That's my theory. However, I'm not sure if this counts as friendly fire - or un-friendly fire.


Multi-media Modigliani

Well, I braved the cold rain of Toronto yesterday and made it to the AGO for the Modigliani exhibit. It was worth the price of admission. As in free, as part of my membership. Didn't know who this guy was, or what he did, and I never really found out.

It was a rainy Sunday afternoon, so a little crowded, but the main problem was the audio guides they rented - about the size and shape of a cordless phone handset. Concept is above each of the major paintings is a number, you punch that into the keypad on the guide and listen to an explanation of that painting. So, standing in front of each painting was a crowd of people, listening to the guide, staring off into space, not really looking at the art.  Looked like they were checking their voice mail, for really long messages.

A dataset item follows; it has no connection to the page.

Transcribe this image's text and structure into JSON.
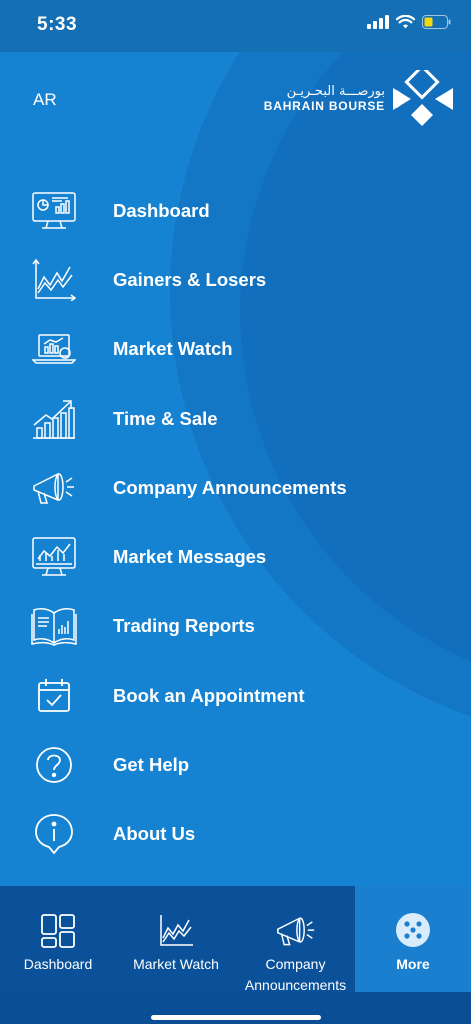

There was some signage next to the paintings too, but was brown on beige - a challenge for my eyes. I looked from a distance, but the portraits all seemed of the same long-nosed woman.

I left, and wandered the rest of the gallery.  Which was relatively empty, and quite enjoyable.

Then out in the rain to the pub across the street, The Village Idiot at McCaul and Dundas. The sort of place where I feel right at home. Eclectic music, eclectic people, sipped a Red Baron lager and people watched.

We need more relaxing pubs like that here in Ottawa.


2004 New Year's resolutions

I talked to my sister New Year's Eve, she has a better plan for this year's resolutions - none. Sounds good to me. So I've decided rather than me picking all those optimistic resolutions for the coming year, and then wallowing in the depths of guilt and despair once they are missed, it's more rewarding to celebrate the successes of the past year. So from now on I'll do my resolutions after the year is done.

So, my resolutions for 2004 were:

  • finally get a digital camera and play with it
  • blog more
  • do some interesting QA work (and get paid well for it)
  • renovate my kitchen
  • go to a rave
  • take up hang-gliding

So looking back, was a pretty good year - 5 out of 6 is good enough for me.